Any and all ways to attract attention are open and available. I think it all will depend on your dedication and resources and willingness to reach out. The online video phenomenon just makes it affordable and practical to become visible to the world.
“My Celebrity Alphabet” went viral in Australia, and I was able to turn a previously scheduled trip to Sydney into several performances onstage and on their Today Show, and made a lot of new friends and, I flatter myself, fans.
Is there a voice you wish you could do, but can’t?
Jeff Bridges. I’m trying, but that is a very specific instrument. Interesting placement, deep register, delicate tones… like a fine wine. (Not a fine whine…)
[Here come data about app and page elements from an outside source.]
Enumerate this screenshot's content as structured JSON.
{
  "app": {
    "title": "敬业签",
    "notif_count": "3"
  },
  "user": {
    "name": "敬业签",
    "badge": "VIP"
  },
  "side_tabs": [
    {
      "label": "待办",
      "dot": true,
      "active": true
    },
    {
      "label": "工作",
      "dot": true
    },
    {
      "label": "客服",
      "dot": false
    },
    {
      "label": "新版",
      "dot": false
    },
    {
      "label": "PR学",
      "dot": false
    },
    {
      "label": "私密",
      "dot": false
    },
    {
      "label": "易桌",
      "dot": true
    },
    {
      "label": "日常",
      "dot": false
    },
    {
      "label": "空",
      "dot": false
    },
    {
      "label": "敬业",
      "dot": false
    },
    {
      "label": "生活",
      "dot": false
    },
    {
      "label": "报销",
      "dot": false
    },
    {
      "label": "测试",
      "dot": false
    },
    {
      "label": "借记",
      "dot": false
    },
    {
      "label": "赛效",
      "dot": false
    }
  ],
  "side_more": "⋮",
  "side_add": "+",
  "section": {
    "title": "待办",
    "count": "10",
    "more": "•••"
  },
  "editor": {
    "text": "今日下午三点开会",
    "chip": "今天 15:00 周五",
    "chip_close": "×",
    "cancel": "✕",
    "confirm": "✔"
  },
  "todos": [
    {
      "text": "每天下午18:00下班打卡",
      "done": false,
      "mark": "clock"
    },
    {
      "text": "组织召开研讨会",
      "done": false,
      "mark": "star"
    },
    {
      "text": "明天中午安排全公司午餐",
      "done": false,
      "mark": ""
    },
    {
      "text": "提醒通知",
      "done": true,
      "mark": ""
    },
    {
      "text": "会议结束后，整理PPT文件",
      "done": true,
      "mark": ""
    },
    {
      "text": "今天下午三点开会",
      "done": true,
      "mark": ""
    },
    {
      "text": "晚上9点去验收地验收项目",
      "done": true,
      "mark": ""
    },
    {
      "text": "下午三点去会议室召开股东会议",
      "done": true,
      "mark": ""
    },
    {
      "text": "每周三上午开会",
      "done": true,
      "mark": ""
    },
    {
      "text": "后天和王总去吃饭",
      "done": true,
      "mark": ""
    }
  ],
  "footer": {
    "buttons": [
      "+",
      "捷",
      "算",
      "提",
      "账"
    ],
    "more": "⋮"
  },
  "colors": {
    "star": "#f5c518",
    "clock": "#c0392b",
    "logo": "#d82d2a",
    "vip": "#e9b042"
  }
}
Do you feel in any way strange when you imitate someone like Kevin Spacey, who is also known for his mimicry?
Not really. He’s terrifically talented, but he doesn’t really need to play that card to have an incredible career full of marvelous performances. My wife, Tamra did plays with Spacey in Junior High school in L.A. I have actually done many recordings for his Honda campaign in his voice, preliminary “demo” tracks early in the production of spots he later recorded. We will meet someday, look soulfully into each other’s eyes… and hurriedly separate.
After looking at your credits and seeing who you’ve worked with, you have to have some funny stories. Tell me one of your best experiences working in TV/film/video games.
Wow. You know, The Grinch comes immediately to mind as one of the most prolonged, enjoyable times I’ve had in film. I was on that job for four months, which is definitely the longest job I’ve had as an actor, and as part of a huge group of very, very talented filmmakers, make-up artists, actors, acrobats, clowns, comedians, stunt people, little people… it was quite a group. The sets were sculptural masterpieces, the costumes were artistic creations, the makeup was extraordinary… it was like being in another world.
Rick Baker, the multi-Oscar winning effects genius, was the leader of the makeup army, and on Halloween, when we were only about halfway through principal photography, he ordered all the makeup artists to paint their faces once they finished doing their assigned characters. The only caveat was “no prosthetics.” That day, Stage 27 at Universal where Whoville was located, was full of nearly 100 actors in full Who makeup and 50 or so makeup people in fantastic makeup of every kind, expertly wrought. It was like going into Fellini International Airport!
Of your contemporaries in voiceover/mimicry, who stands out to you?
My friend Josh Robert Thompson is the world’s best Arnold impersonator, and has many others… he’s an up and comer. A new guy, Ross Marquand, another friend, is terrific; look for them on YouTube. Among the old guard, Corey Burton, Jeff Bennett, Fred Tatisciore, who are in every significant game and series in the last twenty years, are stellar voice chameleons.
I had the opportunity of directing many of the very best in the business for a series of audiobooks of pulp fiction stories from the 30’s and 40’s by best selling author L. Ron Hubbard a few years ago, which taught me so much about what amazing talents there are in our industry and what they can do. Find out about those eighty audiobooks at Golden Age Stories. Wonderful, fully produced multicast stories.
Frank Welker is a god of animal noises as well as some very fine human impressions, and one of the sweetest guys ever. Ditto Rob Paulsen, a total genius. Jess Harnell, who also sings great. Oh! Phil Lamarr!
Man, once you get started, there are some really amazing guys out there! I’ve been fortunate to work with many of them.
What is next for you that you are excited about?
RIGHT THIS MINUTE I am at a session for the next Jibjab “Year in Review” animated short, about which I am sworn to secrecy. But you’ll see it soon. AND I will be releasing another Celebrity Jimpressions video on YouTube for the holidays… with a Christmas theme.
Here’s that video:
We’d like to thank Jim for his time! And go see his show “Jimpressions” if you can.
You can contact Jim Meskimen with questions, comments and job offers at his website: http://whywebpr.com/jimmeskimen/